President’s Remarks Dec 28, 2018

We gather here today, as interfaith leaders from around South Carolina, to celebrate the Governor McMaster’s Proclamation of January, 2019 as Interfaith Harmony Month. We look forward to January (and to 2019), with great anticipation, as we continue to build relationships founded in dignity and respect across religious lines.

Why is such a proclamation worth celebrating? Perhaps we might acknowledge with greater clarity the importance of interfaith harmony month by contrasting it with its opposite – let’s call it, ‘Interfaith disharmony month.’  What might an interfaith disharmony month look like?

When Aisha is minding her own business walking down the street, and someone walks past her and throws hot coffee on her, because she is wearing a Hijab! Clearly that’s a deplorable act – an incidence of gross disharmony based on religious identity. That’s interfaith disharmony.

When Eli is pushed over by a group of kids in the school playground because of his religious head covering! that’s disharmony. When others see Eli on the ground and laugh at him! – that’s disharmony. When those who think what has just happened to Eli is dreadful, but choose to stay silent, perhaps due to their own fear, that’s interfaith disharmony.

When Stephen tells an offensive joke to his work colleagues about Abdul, that’s interfaith disharmony. When a colleague calls Stephen out for being offensive, and Stephen claims he was only joking, that too is disharmony.

When Esther has her artwork – a beautiful picture of a Menorah – scribbled over and ripped at school, that’s disharmony. When images of swastikas are scribbled inside a University campus building, that’s interfaith disharmony.

When Valerie, a Greek Orthodox Christian is told to ‘go home where she came from’, even though her family have lived in Columbia for generations, that’s interfaith disharmony.

When Rik is penalized for missing a test at school because he was celebrating Diwali, a special festival within his family’s religious tradition, that’s interfaith disharmony.

 When Jessica tries to serve a man in a local cafe, and he gets irritated and walks out saying, “I’m going to go somewhere where they understand English”! that’s disharmony.

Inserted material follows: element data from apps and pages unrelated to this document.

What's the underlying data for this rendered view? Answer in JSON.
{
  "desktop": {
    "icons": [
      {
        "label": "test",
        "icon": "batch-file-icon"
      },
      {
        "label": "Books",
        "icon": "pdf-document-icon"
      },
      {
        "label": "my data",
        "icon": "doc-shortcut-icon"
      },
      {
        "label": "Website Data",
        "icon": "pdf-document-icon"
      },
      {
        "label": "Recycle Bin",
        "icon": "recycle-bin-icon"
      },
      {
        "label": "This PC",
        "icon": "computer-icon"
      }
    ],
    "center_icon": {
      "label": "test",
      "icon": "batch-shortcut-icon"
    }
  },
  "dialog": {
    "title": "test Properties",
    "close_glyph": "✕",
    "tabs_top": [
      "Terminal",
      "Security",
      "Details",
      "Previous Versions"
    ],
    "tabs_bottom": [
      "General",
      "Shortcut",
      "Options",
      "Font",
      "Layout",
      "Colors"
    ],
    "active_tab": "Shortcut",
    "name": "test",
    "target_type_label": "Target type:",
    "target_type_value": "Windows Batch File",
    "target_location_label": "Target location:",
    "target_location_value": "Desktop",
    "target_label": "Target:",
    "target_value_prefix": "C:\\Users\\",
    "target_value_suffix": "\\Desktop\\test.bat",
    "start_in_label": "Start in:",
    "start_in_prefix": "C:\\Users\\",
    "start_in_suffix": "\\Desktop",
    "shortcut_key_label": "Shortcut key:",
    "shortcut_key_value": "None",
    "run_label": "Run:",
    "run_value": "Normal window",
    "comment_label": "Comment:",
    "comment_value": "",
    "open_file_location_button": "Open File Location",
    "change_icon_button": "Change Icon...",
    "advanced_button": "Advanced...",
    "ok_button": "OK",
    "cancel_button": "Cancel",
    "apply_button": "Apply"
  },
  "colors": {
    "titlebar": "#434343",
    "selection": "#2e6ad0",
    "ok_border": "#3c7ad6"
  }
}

When Mary goes to school during the month of Ramadan, but no-one at school takes the time or the interest to even acknowledge that this is a special season for Muslims, that’s interfaith disharmony.

When Bikram is spat on for being Muslim, even though he is a member of the Sikh tradition, well, that’s ignorant – and it’s also interfaith disharmony.  

When Henry thinks his ‘tolerance’ is enough, and is unwilling to have his stereotypes challenged through a personal encounter with someone from a different religious tradition! that’s interfaith disharmony.

When we show complete disinterest and apathy of the religious diversity around us, that’s interfaith disharmony.

Interfaith Disharmony is failing to ‘see’ each other; failing to acknowledge or give attention to the reality that we orient around religion in different ways. During interfaith disharmony month, we would choose not to come together in the midst of a crisis – not to show our solidarity with others – not to tend to those in need or facing trauma – remaining silent because we choose to see it is someone else’s problem. No vigils. No show of comfort. No solidarity. No love. No hope. No interfaith harmony.

I am so glad that we are not here to celebrate interfaith disharmony month, which sounds deplorable, doesn’t it? I’m glad that such a month would not be stamped with a Governor’s seal of approval.

Sadly, though, when we don’t ‘see’ ourselves as a diverse religious community – when we don’t acknowledge or pay attention to the reality of diversity that makes up our State – inadvertently or not –  intended or not – we may actually perpetuate disharmony rather than harmony. And we are all too aware of the bad fruit of disharmony, which so often leads to hate crimes, violence and war.

So what are we celebrating today when we say Interfaith Harmony month?

Well, by ‘interfaith’ –  we acknowledge that South Carolina is a state of many faiths and traditions, and has been for a very long time. We acknowledge that religious diversity is a fact – and yet, perhaps, the more important question is – how well we get on with one another?

We answer that important question by adding the word ‘harmony’ to interfaith harmony month. This is intentional work, showcasing the vibrancy of our religious and spiritual diversity in a myriad of ways throughout the month of January. The many events and gatherings scheduled across the State allow folks to ‘see’ each other in dignity and respect, challenging the disharmony by modeling something far more enriching and wholesome.

Thomas Jefferson, in his Notes on the State of Virginia, stated that, quote: ‘it does me no injury to say there are twenty gods, or no god. It neither picks my pocket nor breaks my leg.’ Because we orient around religion differently does not mean that we cannot work together to build strong, healthy communities.

Despite our differences, because of our differences, we form a rich mosaic within this, our very democracy, recognizing and building on the constitutional affirmation of religious freedom for all, not just the few, in human dignity and respect.

And now, without further ado, I call upon Jim Taylor, newly elected Secretary of IPSC, to read the Governor’s proclamation of January as Interfaith Harmony Month.

Adrian Bird
Chair: IPSC